DATA Start Marker

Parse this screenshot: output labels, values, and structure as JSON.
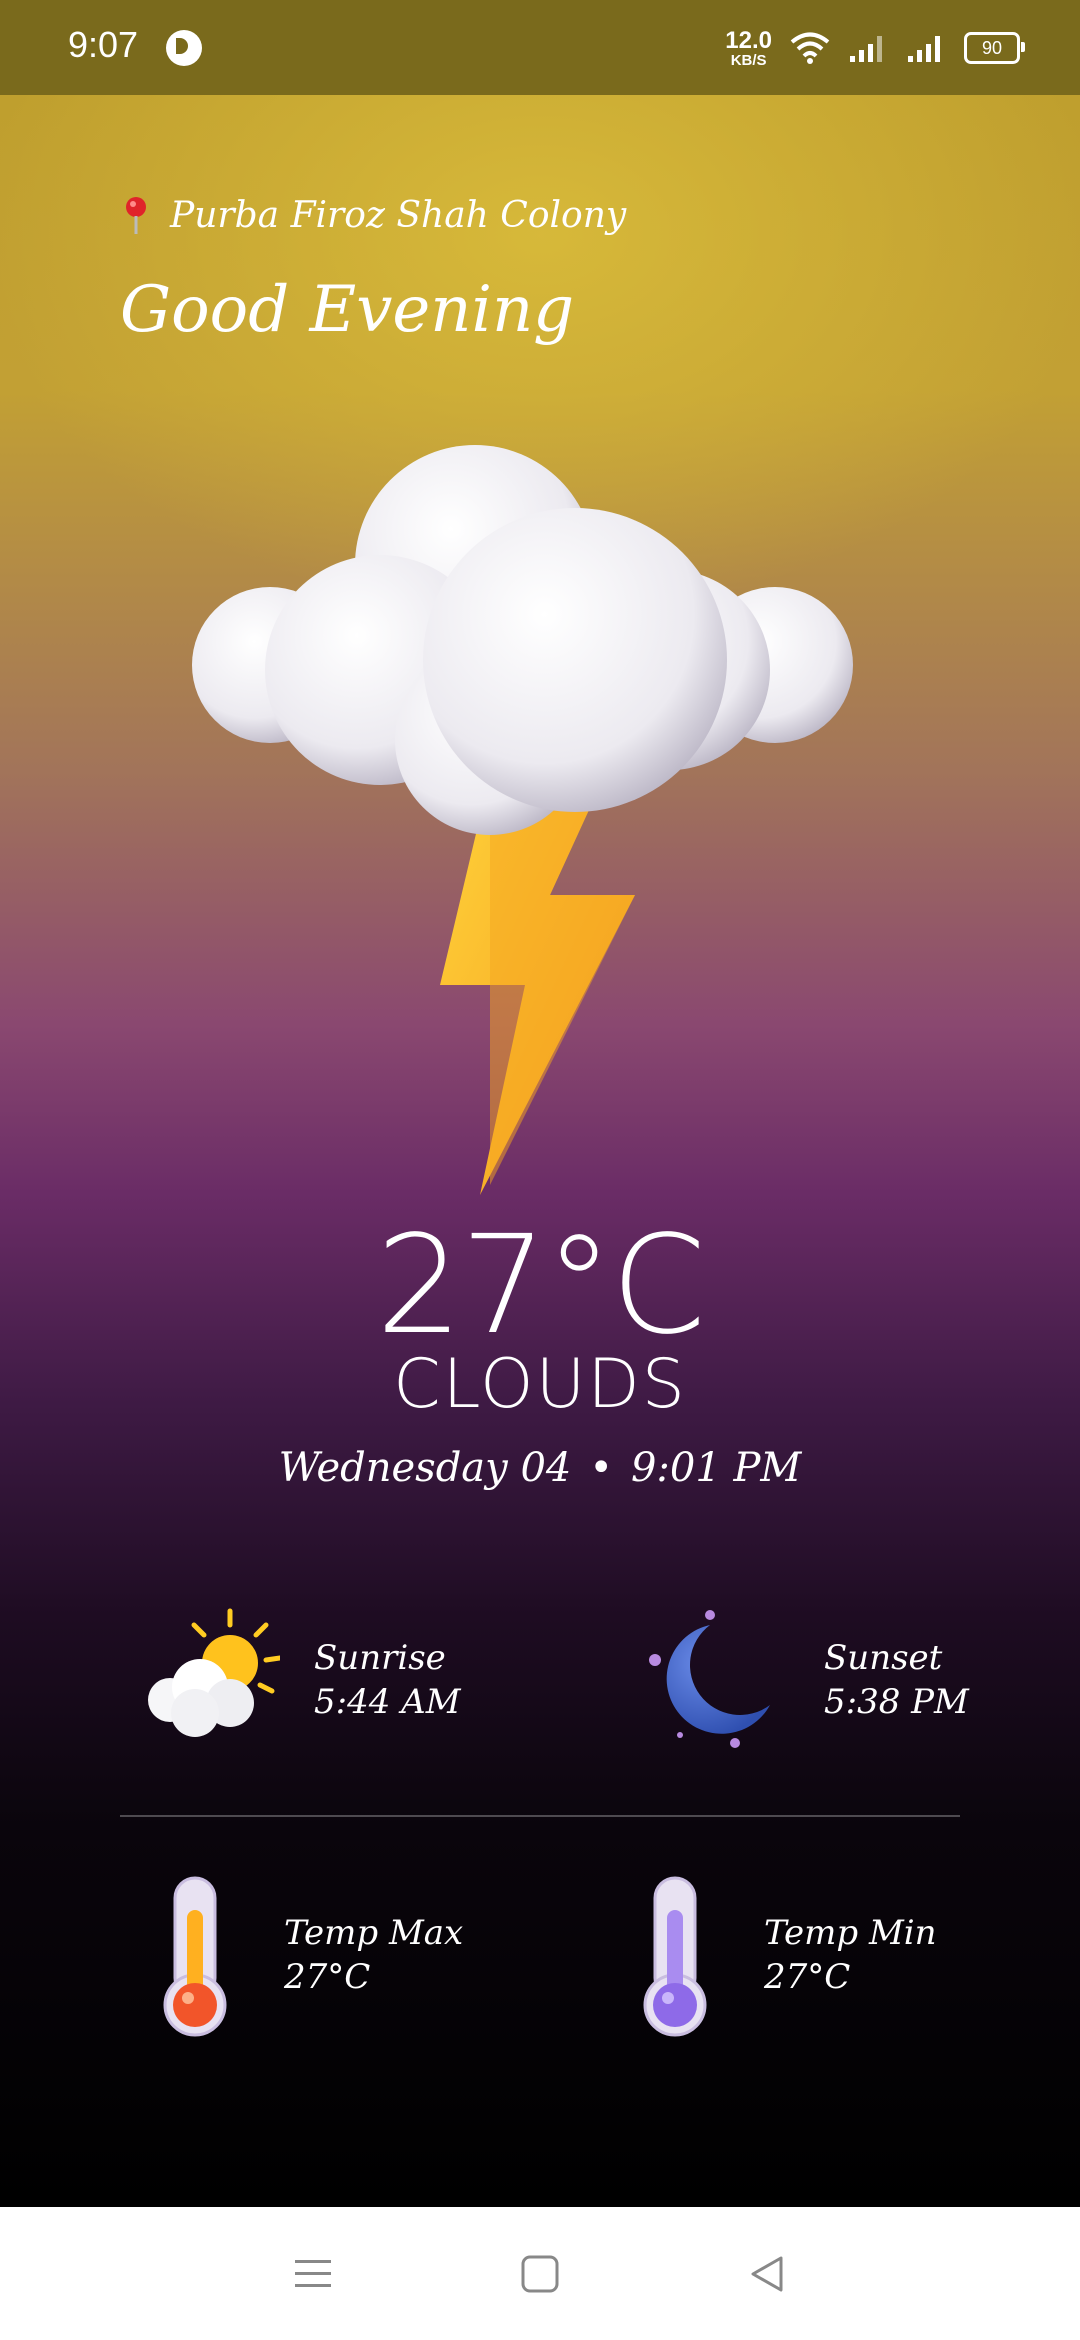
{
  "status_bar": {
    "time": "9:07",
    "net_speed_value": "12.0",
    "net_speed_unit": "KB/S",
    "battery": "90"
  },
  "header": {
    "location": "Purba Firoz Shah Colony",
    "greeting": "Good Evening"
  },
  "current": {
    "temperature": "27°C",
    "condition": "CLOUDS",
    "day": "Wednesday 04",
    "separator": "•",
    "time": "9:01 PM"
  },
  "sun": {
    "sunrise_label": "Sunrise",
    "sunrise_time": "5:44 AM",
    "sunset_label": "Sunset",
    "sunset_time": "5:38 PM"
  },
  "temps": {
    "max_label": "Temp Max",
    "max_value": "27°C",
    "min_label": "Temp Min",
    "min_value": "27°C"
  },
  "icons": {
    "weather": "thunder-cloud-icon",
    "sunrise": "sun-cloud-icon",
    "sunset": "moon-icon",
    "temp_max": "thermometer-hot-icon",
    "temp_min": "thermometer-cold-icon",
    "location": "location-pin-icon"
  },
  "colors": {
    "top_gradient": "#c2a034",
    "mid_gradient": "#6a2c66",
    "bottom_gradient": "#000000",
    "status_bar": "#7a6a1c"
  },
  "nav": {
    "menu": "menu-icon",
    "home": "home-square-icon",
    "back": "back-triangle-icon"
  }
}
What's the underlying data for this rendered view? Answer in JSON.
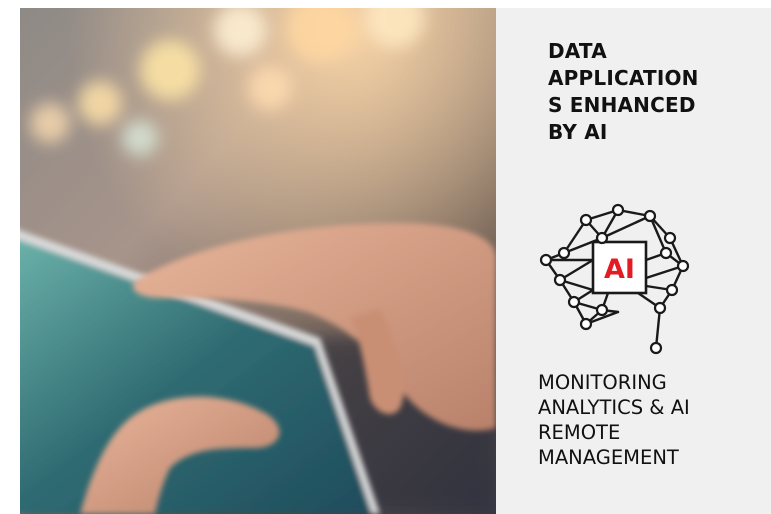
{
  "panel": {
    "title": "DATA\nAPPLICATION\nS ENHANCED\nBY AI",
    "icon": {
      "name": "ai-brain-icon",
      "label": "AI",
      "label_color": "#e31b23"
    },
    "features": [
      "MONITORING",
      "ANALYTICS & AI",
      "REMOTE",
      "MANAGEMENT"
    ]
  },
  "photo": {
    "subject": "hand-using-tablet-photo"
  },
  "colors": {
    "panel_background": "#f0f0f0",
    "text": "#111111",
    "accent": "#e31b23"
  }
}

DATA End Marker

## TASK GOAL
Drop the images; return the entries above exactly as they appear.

## RESPONSE
Parse this screenshot: output labels, values, and structure as JSON.
{
  "status_bar": {
    "time": "9:07",
    "net_speed_value": "12.0",
    "net_speed_unit": "KB/S",
    "battery": "90"
  },
  "header": {
    "location": "Purba Firoz Shah Colony",
    "greeting": "Good Evening"
  },
  "current": {
    "temperature": "27°C",
    "condition": "CLOUDS",
    "day": "Wednesday 04",
    "separator": "•",
    "time": "9:01 PM"
  },
  "sun": {
    "sunrise_label": "Sunrise",
    "sunrise_time": "5:44 AM",
    "sunset_label": "Sunset",
    "sunset_time": "5:38 PM"
  },
  "temps": {
    "max_label": "Temp Max",
    "max_value": "27°C",
    "min_label": "Temp Min",
    "min_value": "27°C"
  },
  "icons": {
    "weather": "thunder-cloud-icon",
    "sunrise": "sun-cloud-icon",
    "sunset": "moon-icon",
    "temp_max": "thermometer-hot-icon",
    "temp_min": "thermometer-cold-icon",
    "location": "location-pin-icon"
  },
  "colors": {
    "top_gradient": "#c2a034",
    "mid_gradient": "#6a2c66",
    "bottom_gradient": "#000000",
    "status_bar": "#7a6a1c"
  },
  "nav": {
    "menu": "menu-icon",
    "home": "home-square-icon",
    "back": "back-triangle-icon"
  }
}
What's the underlying data for this rendered view? Answer in JSON.
{
  "panel": {
    "title": "DATA\nAPPLICATION\nS ENHANCED\nBY AI",
    "icon": {
      "name": "ai-brain-icon",
      "label": "AI",
      "label_color": "#e31b23"
    },
    "features": [
      "MONITORING",
      "ANALYTICS & AI",
      "REMOTE",
      "MANAGEMENT"
    ]
  },
  "photo": {
    "subject": "hand-using-tablet-photo"
  },
  "colors": {
    "panel_background": "#f0f0f0",
    "text": "#111111",
    "accent": "#e31b23"
  }
}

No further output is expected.